The FDA sent out a warning letter about using thermography in place of mammography to diagnose breast cancer. Here’s how oncology nurses can help.
The FDA is warning patients and providers not to use thermography in place of mammography to detect, diagnose, or screen for breast cancer.
Thermography devices, which use an infrared camera device to show heat and blood flow on or near the surface of the body, have been cleared by the FDA only for use with another screening or diagnostic test (such as mammography) and should not be used alone to diagnose patients. However, in a recent statement, the agency noted that they are aware of health spas, homeopathic clinics, mobile heath units, and other facilities that are using thermography alone as a screening or diagnostic tool.
“The FDA has received reports that these types of facilities provide false information that can mislead patients into believing that thermography is an alternative or better option than mammography,” the FDA said in the statement. “Some facilities make inaccurate, unsupported, and misleading claims, such as thermography can find breast cancer years before it would be detected through other methods or thermography improves detection of cancer in dense breasts.”

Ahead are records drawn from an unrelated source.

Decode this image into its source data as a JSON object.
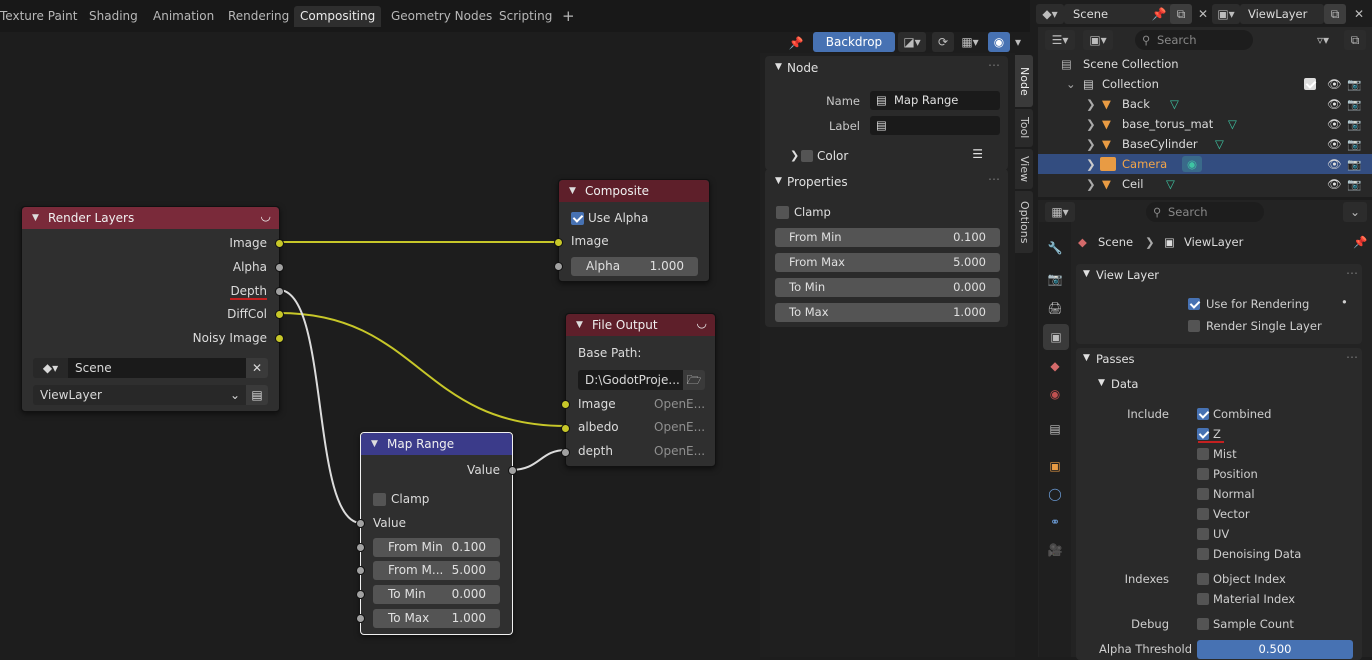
{
  "workspace_tabs": [
    "Texture Paint",
    "Shading",
    "Animation",
    "Rendering",
    "Compositing",
    "Geometry Nodes",
    "Scripting"
  ],
  "active_tab": "Compositing",
  "add_tab_symbol": "+",
  "scene": {
    "name": "Scene",
    "view_layer": "ViewLayer"
  },
  "header": {
    "backdrop_label": "Backdrop"
  },
  "nodes": {
    "render_layers": {
      "title": "Render Layers",
      "outputs": [
        "Image",
        "Alpha",
        "Depth",
        "DiffCol",
        "Noisy Image"
      ],
      "scene": "Scene",
      "view_layer": "ViewLayer"
    },
    "composite": {
      "title": "Composite",
      "use_alpha_label": "Use Alpha",
      "use_alpha": true,
      "input_image": "Image",
      "alpha_label": "Alpha",
      "alpha_value": "1.000"
    },
    "file_output": {
      "title": "File Output",
      "base_path_label": "Base Path:",
      "base_path": "D:\\GodotProje...",
      "inputs": [
        {
          "name": "Image",
          "format": "OpenE..."
        },
        {
          "name": "albedo",
          "format": "OpenE..."
        },
        {
          "name": "depth",
          "format": "OpenE..."
        }
      ]
    },
    "map_range": {
      "title": "Map Range",
      "output": "Value",
      "clamp_label": "Clamp",
      "input_value": "Value",
      "fields": [
        {
          "label": "From Min",
          "value": "0.100"
        },
        {
          "label": "From M...",
          "value": "5.000"
        },
        {
          "label": "To Min",
          "value": "0.000"
        },
        {
          "label": "To Max",
          "value": "1.000"
        }
      ]
    }
  },
  "sidebar": {
    "node_section": "Node",
    "name_label": "Name",
    "name_value": "Map Range",
    "label_label": "Label",
    "label_value": "",
    "color_label": "Color",
    "properties_section": "Properties",
    "clamp_label": "Clamp",
    "fields": [
      {
        "label": "From Min",
        "value": "0.100"
      },
      {
        "label": "From Max",
        "value": "5.000"
      },
      {
        "label": "To Min",
        "value": "0.000"
      },
      {
        "label": "To Max",
        "value": "1.000"
      }
    ],
    "tabs": [
      "Node",
      "Tool",
      "View",
      "Options"
    ]
  },
  "outliner": {
    "search_placeholder": "Search",
    "root": "Scene Collection",
    "collection": "Collection",
    "items": [
      "Back",
      "base_torus_mat",
      "BaseCylinder",
      "Camera",
      "Ceil"
    ],
    "selected": "Camera"
  },
  "properties": {
    "search_placeholder": "Search",
    "breadcrumb_scene": "Scene",
    "breadcrumb_layer": "ViewLayer",
    "view_layer_section": "View Layer",
    "use_for_rendering": "Use for Rendering",
    "render_single_layer": "Render Single Layer",
    "passes_section": "Passes",
    "data_section": "Data",
    "include_label": "Include",
    "include_items": [
      {
        "label": "Combined",
        "checked": true
      },
      {
        "label": "Z",
        "checked": true
      },
      {
        "label": "Mist",
        "checked": false
      },
      {
        "label": "Position",
        "checked": false
      },
      {
        "label": "Normal",
        "checked": false
      },
      {
        "label": "Vector",
        "checked": false
      },
      {
        "label": "UV",
        "checked": false
      },
      {
        "label": "Denoising Data",
        "checked": false
      }
    ],
    "indexes_label": "Indexes",
    "index_items": [
      "Object Index",
      "Material Index"
    ],
    "debug_label": "Debug",
    "debug_item": "Sample Count",
    "alpha_threshold_label": "Alpha Threshold",
    "alpha_threshold_value": "0.500"
  },
  "colors": {
    "render_layers_header": "#7a2a3a",
    "composite_header": "#5e1f2a",
    "file_output_header": "#5e1f2a",
    "map_range_header": "#3b3b8a",
    "socket_yellow": "#c7c729",
    "socket_gray": "#a1a1a1",
    "accent": "#4772b3"
  }
}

None of these claims have been proven true. However, companies such as Total Thermal Imaging, Inc., were found to have been marketing thermography as a standalone diagnostic device for breast cancer in its “Thermography Business Package,” which claims that, “Thermal Imaging is intended for early detection of the diagnosis of many disorders, including breast cancer, inflammatory breast cancer, pre-stroke, heart disease, deep vein thrombosis, reflex sympathetic dystrophy/complex regional pain syndrome, back, leg, or headache, and even unexplained pain, TMJ and other disease.”
Along with the general statement, the FDA also issued a warning letter to Total Thermal Imaging, Inc., giving the organization 15 days to correct the noted violations, as well as how the firm plans on preventing these violations and other similar ones from occurring again.

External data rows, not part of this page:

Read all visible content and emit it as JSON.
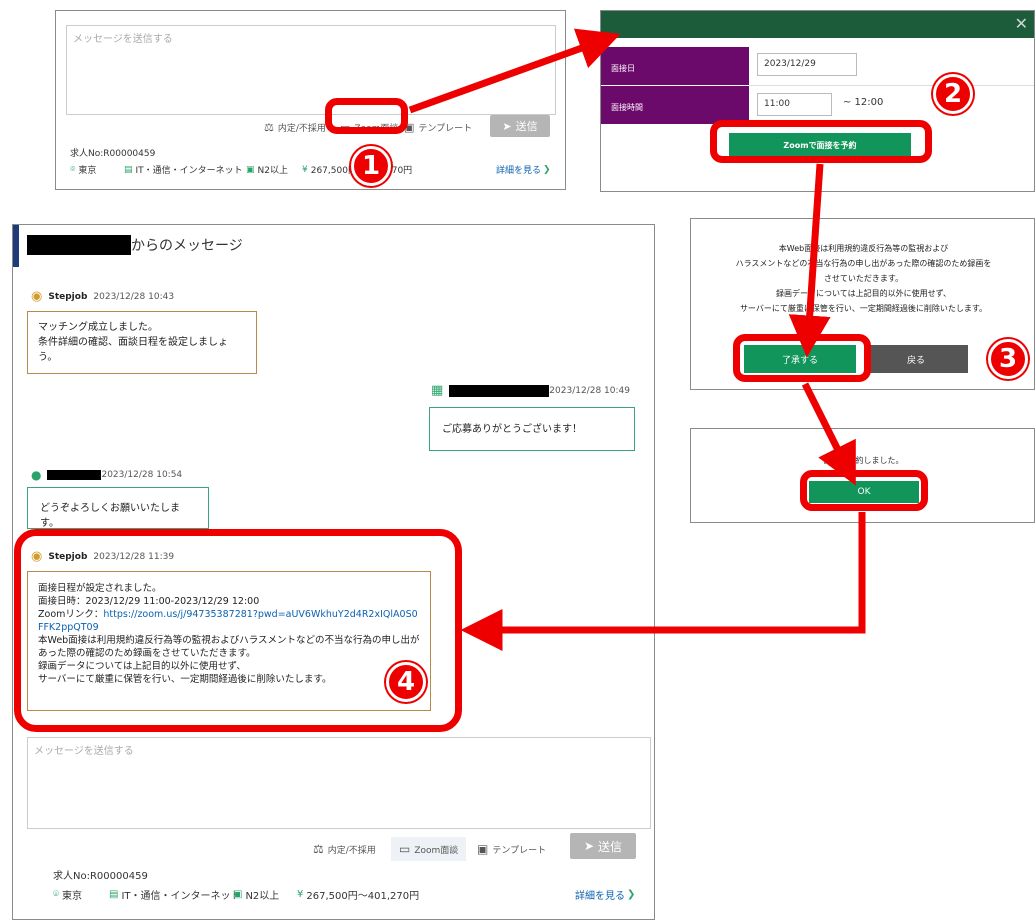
{
  "top_panel": {
    "placeholder": "メッセージを送信する",
    "toolbar": {
      "decision": "内定/不採用",
      "zoom": "Zoom面談",
      "template": "テンプレート",
      "send": "送信"
    },
    "job_no": "求人No:R00000459",
    "tags": {
      "location": "東京",
      "industry": "IT・通信・インターネット",
      "level": "N2以上",
      "salary": "267,500円〜401,270円"
    },
    "detail_link": "詳細を見る"
  },
  "interview_dialog": {
    "date_label": "面接日",
    "date_value": "2023/12/29",
    "time_label": "面接時間",
    "time_start": "11:00",
    "time_end": "~ 12:00",
    "reserve_button": "Zoomで面接を予約"
  },
  "consent_dialog": {
    "lines": [
      "本Web面接は利用規約違反行為等の監視および",
      "ハラスメントなどの不当な行為の申し出があった際の確認のため録画を",
      "させていただきます。",
      "録画データについては上記目的以外に使用せず、",
      "サーバーにて厳重に保管を行い、一定期間経過後に削除いたします。"
    ],
    "accept_button": "了承する",
    "back_button": "戻る"
  },
  "done_dialog": {
    "message": "面接を予約しました。",
    "ok_button": "OK"
  },
  "chat": {
    "header_suffix": "からのメッセージ",
    "messages": [
      {
        "sender": "Stepjob",
        "time": "2023/12/28 10:43",
        "text": "マッチング成立しました。\n条件詳細の確認、面談日程を設定しましょう。"
      },
      {
        "sender": "",
        "time": "2023/12/28 10:49",
        "text": "ご応募ありがとうございます！"
      },
      {
        "sender": "",
        "time": "2023/12/28 10:54",
        "text": "どうぞよろしくお願いいたします。"
      },
      {
        "sender": "Stepjob",
        "time": "2023/12/28 11:39"
      }
    ],
    "final_message": {
      "line1": "面接日程が設定されました。",
      "line2": "面接日時：2023/12/29 11:00-2023/12/29 12:00",
      "link_prefix": "Zoomリンク：",
      "link": "https://zoom.us/j/94735387281?pwd=aUV6WkhuY2d4R2xIQlA0S0FFK2ppQT09",
      "line4": "本Web面接は利用規約違反行為等の監視およびハラスメントなどの不当な行為の申し出があった際の確認のため録画をさせていただきます。",
      "line5": "録画データについては上記目的以外に使用せず、",
      "line6": "サーバーにて厳重に保管を行い、一定期間経過後に削除いたします。"
    },
    "composer": {
      "placeholder": "メッセージを送信する",
      "decision": "内定/不採用",
      "zoom": "Zoom面談",
      "template": "テンプレート",
      "send": "送信",
      "job_no": "求人No:R00000459",
      "location": "東京",
      "industry": "IT・通信・インターネット",
      "level": "N2以上",
      "salary": "267,500円〜401,270円",
      "detail_link": "詳細を見る"
    }
  },
  "badges": [
    "1",
    "2",
    "3",
    "4"
  ],
  "colors": {
    "accent_red": "#ee0000",
    "dialog_green": "#1d5c3a",
    "button_green": "#11955a",
    "label_purple": "#6b0a6b",
    "link_blue": "#0a62b0"
  }
}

“Your firm should immediately cease distribution of the Thermography Business Package and take prompt action to correct the violations addressed in this letter,” the FDA wrote to the president of Total Thermal Imaging.
Oncology nurses and other healthcare providers can play a pivotal role in ensuring that patients are well-educated and do not seek thermography as their only screening and diagnostic tool for breast cancer. The FDA suggests that providers talk to patients and caregivers about the high rate of false negatives and false positives, as well as other safe and effective ways to screen for cancer.
“The FDA is closely monitoring adverse event reports associated with thermography and will take additional steps necessary to address the risks associated with use of these products,” the statement read. “We are committed to protecting and promoting access to safe and effective breast cancer screening devices.”